> Material provided:
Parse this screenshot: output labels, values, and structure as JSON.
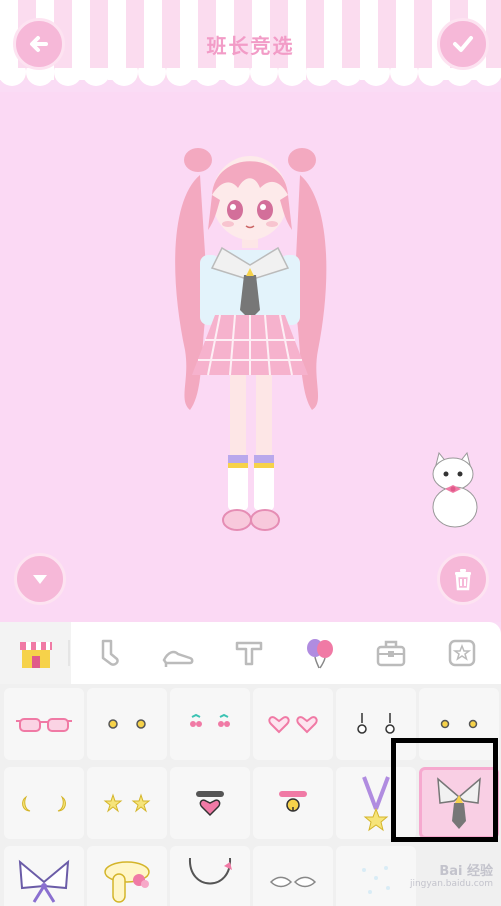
{
  "header": {
    "title": "班长竞选",
    "back_icon": "arrow-left-icon",
    "confirm_icon": "checkmark-icon"
  },
  "stage": {
    "collapse_icon": "chevron-down-icon",
    "delete_icon": "trash-icon"
  },
  "categories": [
    {
      "name": "shop-icon",
      "active": true
    },
    {
      "name": "sock-icon",
      "active": false
    },
    {
      "name": "shoe-icon",
      "active": false
    },
    {
      "name": "text-t-icon",
      "active": false
    },
    {
      "name": "balloon-icon",
      "active": false
    },
    {
      "name": "bag-icon",
      "active": false
    },
    {
      "name": "star-icon",
      "active": false
    }
  ],
  "items": [
    {
      "name": "pink-glasses-icon"
    },
    {
      "name": "gold-dot-earrings-icon"
    },
    {
      "name": "cherry-earrings-icon"
    },
    {
      "name": "heart-earrings-icon"
    },
    {
      "name": "drop-earrings-icon"
    },
    {
      "name": "small-gold-earrings-icon"
    },
    {
      "name": "moon-earrings-icon"
    },
    {
      "name": "star-earrings-icon"
    },
    {
      "name": "heart-choker-icon"
    },
    {
      "name": "bell-choker-icon"
    },
    {
      "name": "star-necklace-icon"
    },
    {
      "name": "sailor-tie-collar-icon",
      "selected": true
    },
    {
      "name": "sailor-bow-collar-icon"
    },
    {
      "name": "fluffy-scarf-icon"
    },
    {
      "name": "pearl-necklace-icon"
    },
    {
      "name": "wing-necklace-icon"
    },
    {
      "name": "sparkle-accessory-icon"
    }
  ],
  "watermark": {
    "text": "Bai 经验",
    "sub": "jingyan.baidu.com"
  },
  "colors": {
    "background": "#fadcf5",
    "accent_pink": "#f6b8d8",
    "title_pink": "#f29cc7",
    "highlight_box": "#000000"
  }
}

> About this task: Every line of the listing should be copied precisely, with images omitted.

> Exercise result:
Parse this screenshot: output labels, values, and structure as JSON.
{
  "header": {
    "title": "班长竞选",
    "back_icon": "arrow-left-icon",
    "confirm_icon": "checkmark-icon"
  },
  "stage": {
    "collapse_icon": "chevron-down-icon",
    "delete_icon": "trash-icon"
  },
  "categories": [
    {
      "name": "shop-icon",
      "active": true
    },
    {
      "name": "sock-icon",
      "active": false
    },
    {
      "name": "shoe-icon",
      "active": false
    },
    {
      "name": "text-t-icon",
      "active": false
    },
    {
      "name": "balloon-icon",
      "active": false
    },
    {
      "name": "bag-icon",
      "active": false
    },
    {
      "name": "star-icon",
      "active": false
    }
  ],
  "items": [
    {
      "name": "pink-glasses-icon"
    },
    {
      "name": "gold-dot-earrings-icon"
    },
    {
      "name": "cherry-earrings-icon"
    },
    {
      "name": "heart-earrings-icon"
    },
    {
      "name": "drop-earrings-icon"
    },
    {
      "name": "small-gold-earrings-icon"
    },
    {
      "name": "moon-earrings-icon"
    },
    {
      "name": "star-earrings-icon"
    },
    {
      "name": "heart-choker-icon"
    },
    {
      "name": "bell-choker-icon"
    },
    {
      "name": "star-necklace-icon"
    },
    {
      "name": "sailor-tie-collar-icon",
      "selected": true
    },
    {
      "name": "sailor-bow-collar-icon"
    },
    {
      "name": "fluffy-scarf-icon"
    },
    {
      "name": "pearl-necklace-icon"
    },
    {
      "name": "wing-necklace-icon"
    },
    {
      "name": "sparkle-accessory-icon"
    }
  ],
  "watermark": {
    "text": "Bai 经验",
    "sub": "jingyan.baidu.com"
  },
  "colors": {
    "background": "#fadcf5",
    "accent_pink": "#f6b8d8",
    "title_pink": "#f29cc7",
    "highlight_box": "#000000"
  }
}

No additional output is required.